There comes a time when you must speak up, to help restore people from going astray and get them back on track (Gal. 6:1). But before you act, ask God for His wisdom and understanding to guide you in how you should address the situation. Ask Him to show you what to say and how and when to say it.
Serve others by bearing their burdens, faults and weaknesses (vs. 2), and by knowing when and how to respond to the wrong kinds of communication.
Turn the Other Cheek
Even the closest of friendships can stumble into times of misunderstanding and hurt feelings. If friendships between brethren are like beautiful, sweet-smelling roses, remember that thorns come with them!
What if a Church member personally offends you, wrongs you, or mistakenly accuses you of wrongdoing—what should you do?
Take the lead. Be a leader who serves. This may mean turning “the other cheek” (Matt. 5:38-42)—“rather taking wrong” (I Cor. 6:7)—“suffering yourselves to be defrauded” (same verse).
Yes, this is easier said than done. Then again, if turning the other cheek were easy, it would not be a test! The whole point of being a true Christian is to overcome fiery trials and tests, which help you to build God’s holy, righteous character.
Focus on the “big picture.” Recognize that, in the overarching Plan of God, it is far more important that you do what is right than it is to vigorously proclaim that you are in the right.
The devil is actively looking for opportunities to bring chaos and strife into the Church. Turning the other cheek can prevent this by promoting peace and unity among the brethren.
Serve others by “suffering yourselves to be defrauded,” thereby bringing peace to God’s Church.
Various Ways to Fellowship
Young or old, married or widowed, attending a sizeable local congregation or a congregation of only one—everyone can fellowship. Whether face-to-face, over the phone, by letter or by e-mail, it does not matter as long as you establish (as previously mentioned) a “close association between persons, emphasizing what is common between them.”
During the Feast of Tabernacles, make it your personal mission to talk with everyone. And especially be on the lookout for those who attend Sabbath services alone during the rest of the year.
If you attend services alone and are able to make it to God’s Feast, then you should try to get to know all the attendees. Exchange phone numbers and other contact information so that you can continue to fellowship throughout the rest of the year.
If you attend alone and cannot attend a Feast site, you can still fellowship. In the weekly Announcement Bulletins, there are prayer requests, birth announcements, etc., with contact information. Send cards of encouragement, and letters that show that you care. Use this as an opportunity to reach out and serve the brethren. Kind words can truly make a difference in one’s attitude.

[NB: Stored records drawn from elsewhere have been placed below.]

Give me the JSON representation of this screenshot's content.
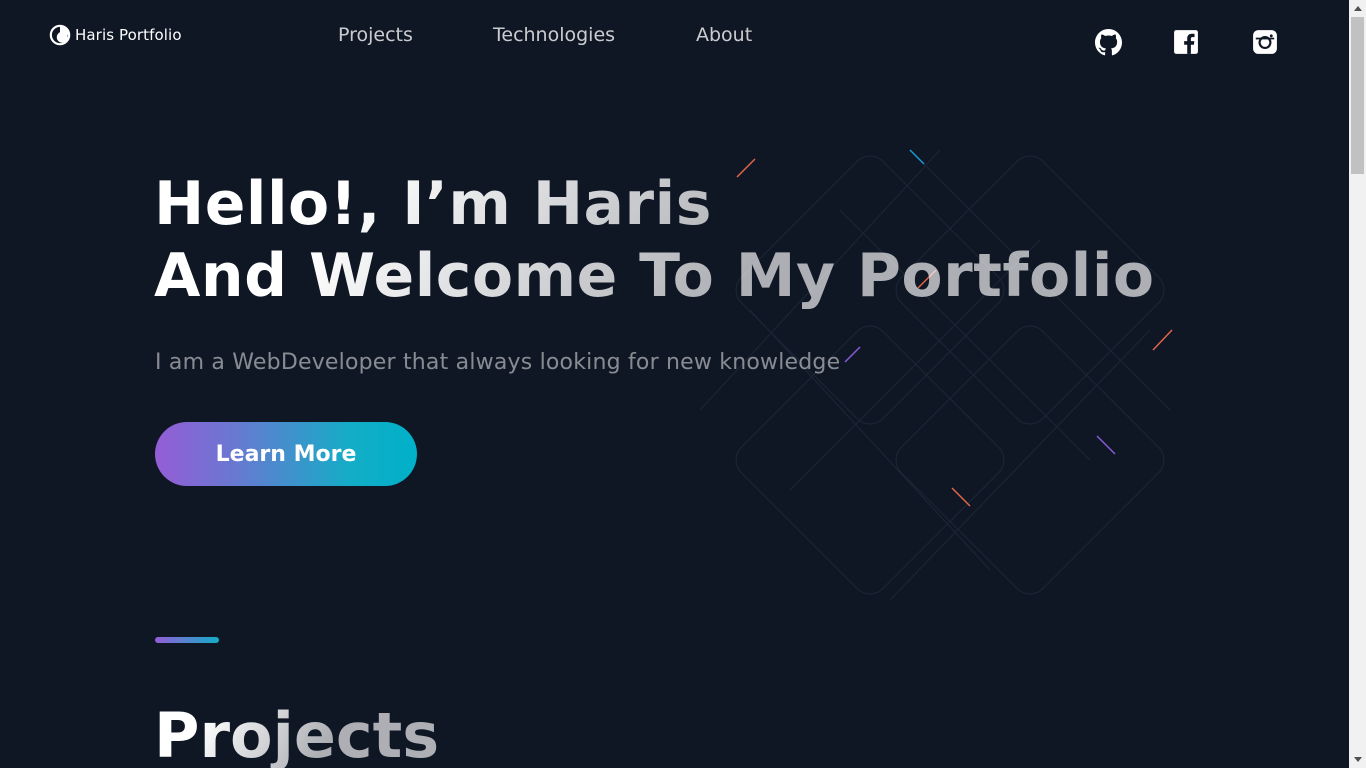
{
  "header": {
    "logo_text": "Haris Portfolio",
    "nav": [
      {
        "label": "Projects"
      },
      {
        "label": "Technologies"
      },
      {
        "label": "About"
      }
    ],
    "social": [
      {
        "icon": "github-icon"
      },
      {
        "icon": "facebook-icon"
      },
      {
        "icon": "instagram-icon"
      }
    ]
  },
  "hero": {
    "title_line1": "Hello!, I’m Haris",
    "title_line2": "And Welcome To My Portfolio",
    "subtitle": "I am a WebDeveloper that always looking for new knowledge",
    "button_label": "Learn More"
  },
  "projects_section": {
    "title": "Projects"
  },
  "colors": {
    "background": "#0f1624",
    "gradient_start": "#945dd6",
    "gradient_end": "#13adc7",
    "text_primary": "#ffffff"
  }
}
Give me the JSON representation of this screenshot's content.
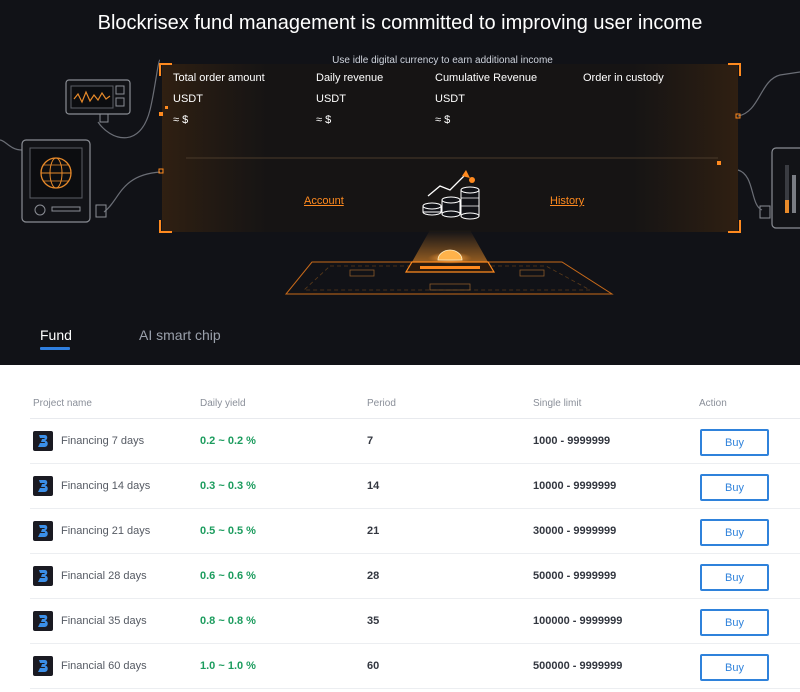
{
  "hero": {
    "title": "Blockrisex fund management is committed to improving user income",
    "subtitle": "Use idle digital currency to earn additional income",
    "accent_color": "#ff8a1f",
    "stats": [
      {
        "label": "Total order amount",
        "unit": "USDT",
        "approx": "≈ $"
      },
      {
        "label": "Daily revenue",
        "unit": "USDT",
        "approx": "≈ $"
      },
      {
        "label": "Cumulative Revenue",
        "unit": "USDT",
        "approx": "≈ $"
      },
      {
        "label": "Order in custody"
      }
    ],
    "account_link": "Account",
    "history_link": "History"
  },
  "tabs": [
    {
      "label": "Fund",
      "active": true
    },
    {
      "label": "AI smart chip",
      "active": false
    }
  ],
  "table": {
    "headers": [
      "Project name",
      "Daily yield",
      "Period",
      "Single limit",
      "Action"
    ],
    "rows": [
      {
        "name": "Financing 7 days",
        "yield": "0.2 ~ 0.2 %",
        "period": "7",
        "limit": "1000 - 9999999",
        "action": "Buy"
      },
      {
        "name": "Financing 14 days",
        "yield": "0.3 ~ 0.3 %",
        "period": "14",
        "limit": "10000 - 9999999",
        "action": "Buy"
      },
      {
        "name": "Financing 21 days",
        "yield": "0.5 ~ 0.5 %",
        "period": "21",
        "limit": "30000 - 9999999",
        "action": "Buy"
      },
      {
        "name": "Financial 28 days",
        "yield": "0.6 ~ 0.6 %",
        "period": "28",
        "limit": "50000 - 9999999",
        "action": "Buy"
      },
      {
        "name": "Financial 35 days",
        "yield": "0.8 ~ 0.8 %",
        "period": "35",
        "limit": "100000 - 9999999",
        "action": "Buy"
      },
      {
        "name": "Financial 60 days",
        "yield": "1.0 ~ 1.0 %",
        "period": "60",
        "limit": "500000 - 9999999",
        "action": "Buy"
      }
    ]
  },
  "colors": {
    "yield": "#1c9c5e",
    "button": "#2f82db",
    "tab_underline": "#2f7fe0"
  },
  "icons": [
    "fund-logo-icon",
    "monitor-device-icon",
    "globe-device-icon",
    "coin-growth-icon",
    "platform-chip-icon"
  ]
}
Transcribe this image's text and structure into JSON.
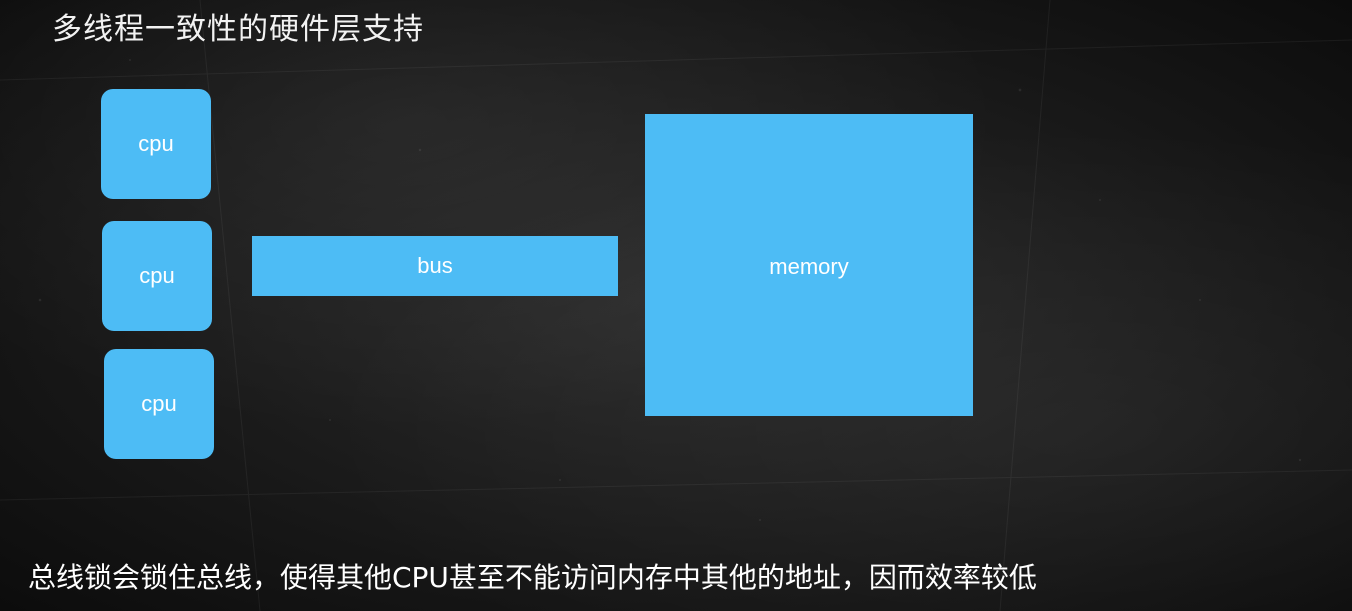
{
  "title": "多线程一致性的硬件层支持",
  "diagram": {
    "cpus": [
      "cpu",
      "cpu",
      "cpu"
    ],
    "bus_label": "bus",
    "memory_label": "memory",
    "box_color": "#4dbcf5"
  },
  "caption": "总线锁会锁住总线，使得其他CPU甚至不能访问内存中其他的地址，因而效率较低"
}
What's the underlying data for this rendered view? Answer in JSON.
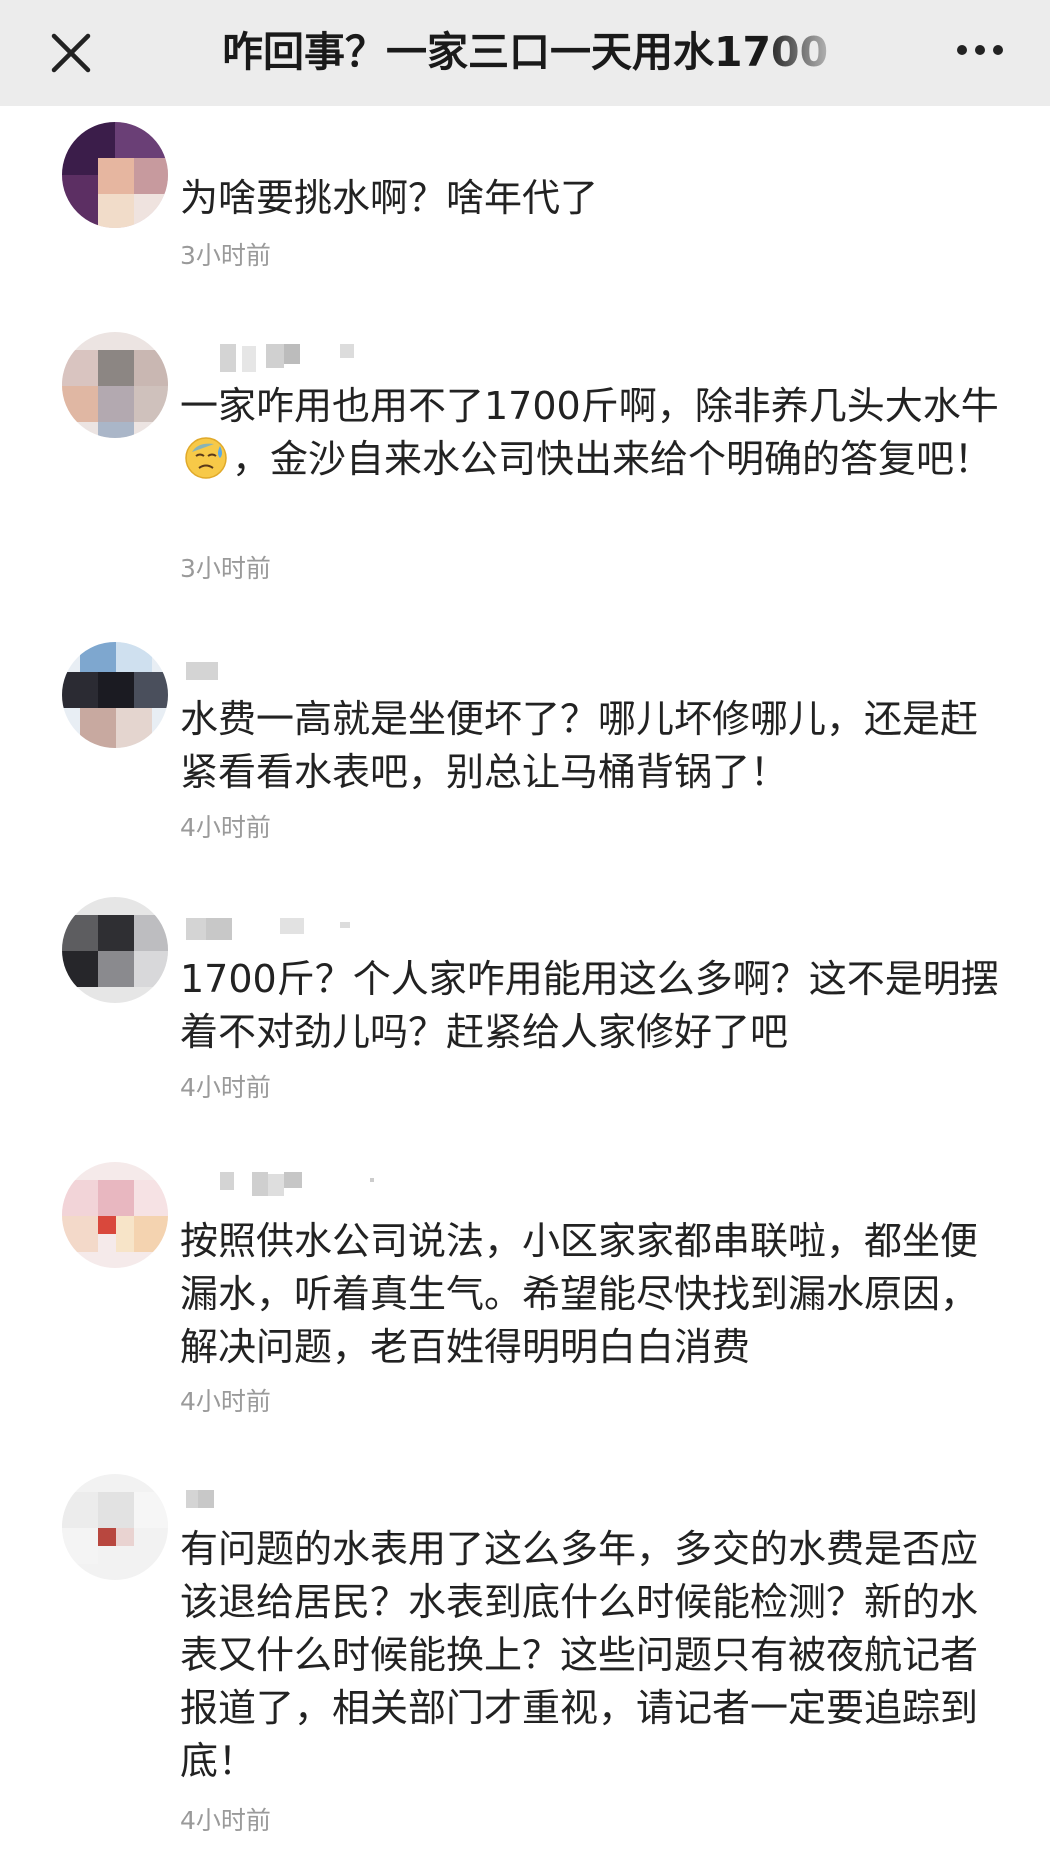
{
  "header": {
    "title": "咋回事？一家三口一天用水1700"
  },
  "comments": [
    {
      "text": "为啥要挑水啊？啥年代了",
      "time": "3小时前"
    },
    {
      "text_before_emoji": "一家咋用也用不了1700斤啊，除非养几头大水牛",
      "emoji": "sweat-face-emoji",
      "text_after_emoji": "，金沙自来水公司快出来给个明确的答复吧！",
      "time": "3小时前"
    },
    {
      "text": "水费一高就是坐便坏了？哪儿坏修哪儿，还是赶紧看看水表吧，别总让马桶背锅了！",
      "time": "4小时前"
    },
    {
      "text": "1700斤？个人家咋用能用这么多啊？这不是明摆着不对劲儿吗？赶紧给人家修好了吧",
      "time": "4小时前"
    },
    {
      "text": "按照供水公司说法，小区家家都串联啦，都坐便漏水，听着真生气。希望能尽快找到漏水原因，解决问题，老百姓得明明白白消费",
      "time": "4小时前"
    },
    {
      "text": "有问题的水表用了这么多年，多交的水费是否应该退给居民？水表到底什么时候能检测？新的水表又什么时候能换上？这些问题只有被夜航记者报道了，相关部门才重视，请记者一定要追踪到底！",
      "time": "4小时前"
    }
  ],
  "icons": {
    "close": "close-icon",
    "more": "more-icon"
  }
}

Here at RCG Headquarters, we receive many inspiring, encouraging letters and cards of thanks. (These letters show so much zeal, they almost catch on fire!) Such notes and cards serve to inspire us—drive us—in doing the Work and feeding the flock. We truly appreciate these acts of fellowship.
As you see, fellowshipping is far more than having simple conversations with other brethren. It is a tool that we all can use to build ourselves and others into dynamic, seasoned, effective servants and leaders in the world tomorrow.